“It’s super important that both men and women are drawing attention to it, because I think if it’s only coming from the women’s side, the people that don’t really have respect for women’s sports aren’t going to care,” Wirth said. “But I think having figures on the men’s side bring attention to it also is just huge for us.”

The story has captured the attention of the sporting world, drawing criticism from WNBA players such as Sue Bird and Sabrina Ionescu, as well as NBA stars Stephen Curry and Ja Morant. A San Antonio-based branch of national retail giant Dick’s Sporting Goods offered to lend assistance, filling U-Haul trucks with fitness equipment, claiming, “We are standing by to deliver it and have your facility outfitted within hours! Let’s make this happen.”
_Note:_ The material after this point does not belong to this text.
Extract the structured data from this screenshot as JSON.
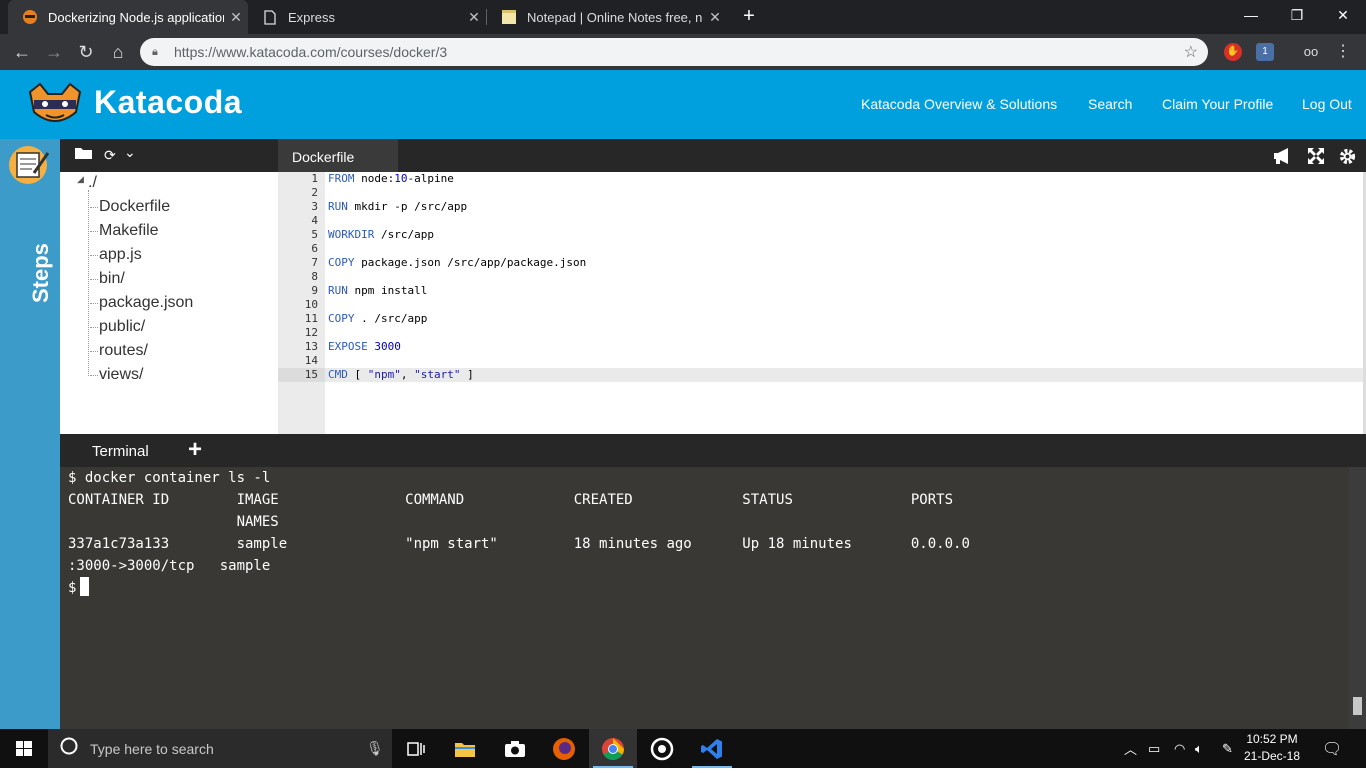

By Saturday, videos and pictures of a newly renovated workout facility in San Antonio began to surface on social media. During a morning Zoom call with reporters, Ethridge said the tournament had created a walking path for players who want escape the confines of their hotel outside of daily COVID-19 testing.

Ethridge finds it unfortunate her team had to deal with the circumstances, but she recognizes how it could create growth in the equality battle between men’s and women’s basketball.

“This is good for it,” Ethridge said. “For those that come after us, you’re going to have it better and it’s going to be more equal, and we’re going to get this thing right and they will get it right. I believe that and trust it, and it’s not going to dampen our experience.”

Ethridge, a former national champion and All-American at the University of Texas, said equity in the sport “has changed so much” since she played in the mid-1980s, but a lapse like the one this week demonstrates how much more progress is needed.

“Yes, we can go into revenue, but there’s two sides to the NCAA,” she said. “They do have to make revenue, but they’re not set up as a revenue-producing organization. So equality has to be a part of that.”